The task: Where the records below have a line with "شرکت", that line is to be copied.

Dataset items:
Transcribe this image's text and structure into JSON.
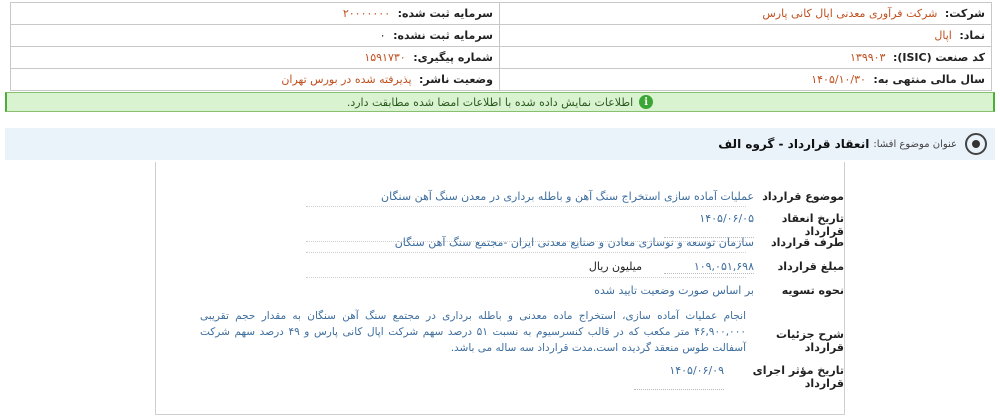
{
  "company_info": {
    "company_label": "شرکت:",
    "company_value": "شرکت فرآوری معدنی اپال کانی پارس",
    "registered_capital_label": "سرمایه ثبت شده:",
    "registered_capital_value": "۲۰۰۰۰۰۰۰",
    "symbol_label": "نماد:",
    "symbol_value": "اپال",
    "unregistered_capital_label": "سرمایه ثبت نشده:",
    "unregistered_capital_value": "۰",
    "isic_label": "کد صنعت (ISIC):",
    "isic_value": "۱۳۹۹۰۳",
    "tracking_label": "شماره پیگیری:",
    "tracking_value": "۱۵۹۱۷۳۰",
    "fiscal_year_label": "سال مالی منتهی به:",
    "fiscal_year_value": "۱۴۰۵/۱۰/۳۰",
    "publisher_status_label": "وضعیت ناشر:",
    "publisher_status_value": "پذیرفته شده در بورس تهران"
  },
  "alert": {
    "icon": "info-icon",
    "text": "اطلاعات نمایش داده شده با اطلاعات امضا شده مطابقت دارد."
  },
  "subject": {
    "label": "عنوان موضوع افشا:",
    "title": "انعقاد قرارداد - گروه الف"
  },
  "contract": {
    "subject_label": "موضوع قرارداد",
    "subject_value": "عملیات آماده سازی استخراج سنگ آهن و باطله برداری در معدن سنگ آهن سنگان",
    "date_label": "تاریخ انعقاد قرارداد",
    "date_value": "۱۴۰۵/۰۶/۰۵",
    "party_label": "طرف قرارداد",
    "party_value": "سازمان توسعه و نوسازی معادن و صنایع معدنی ایران -مجتمع سنگ آهن سنگان",
    "amount_label": "مبلغ قرارداد",
    "amount_value": "۱۰۹,۰۵۱,۶۹۸",
    "amount_unit": "میلیون ریال",
    "settlement_label": "نحوه تسویه",
    "settlement_value": "بر اساس صورت وضعیت تایید شده",
    "details_label": "شرح جزئیات قرارداد",
    "details_value": "انجام عملیات آماده سازی، استخراج ماده معدنی و باطله برداری در مجتمع سنگ آهن سنگان به مقدار حجم تقریبی ۴۶,۹۰۰,۰۰۰ متر مکعب که در قالب کنسرسیوم به نسبت ۵۱ درصد سهم شرکت اپال کانی پارس و ۴۹ درصد سهم شرکت آسفالت طوس منعقد گردیده است.مدت قرارداد سه ساله می باشد.",
    "effective_date_label": "تاریخ مؤثر اجرای قرارداد",
    "effective_date_value": "۱۴۰۵/۰۶/۰۹"
  }
}
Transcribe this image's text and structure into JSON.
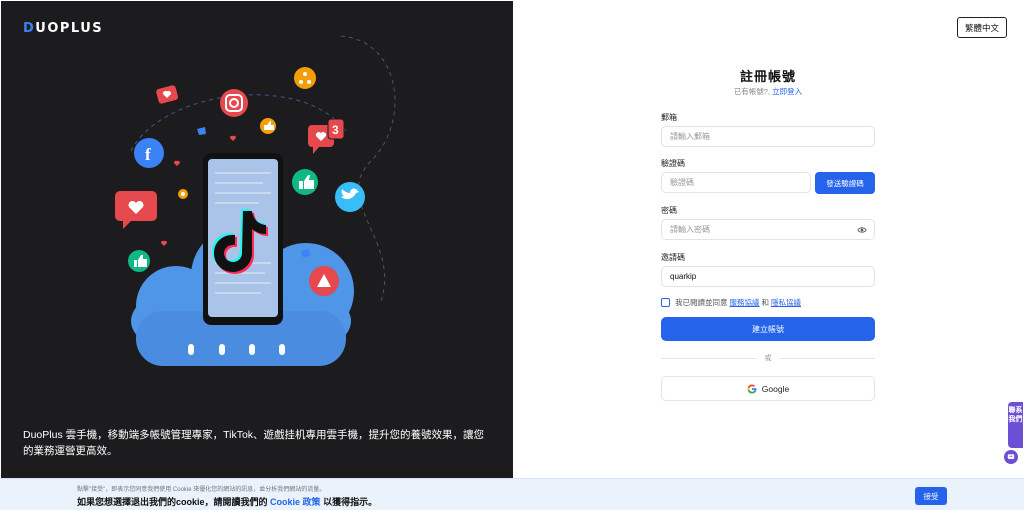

Task result:
    "company_label": "شرکت:",
    "company_value": "شرکت فرآوری معدنی اپال کانی پارس",
    "details_value": "انجام عملیات آماده سازی، استخراج ماده معدنی و باطله برداری در مجتمع سنگ آهن سنگان به مقدار حجم تقریبی ۴۶,۹۰۰,۰۰۰ متر مکعب که در قالب کنسرسیوم به نسبت ۵۱ درصد سهم شرکت اپال کانی پارس و ۴۹ درصد سهم شرکت آسفالت طوس منعقد گردیده است.مدت قرارداد سه ساله می باشد.",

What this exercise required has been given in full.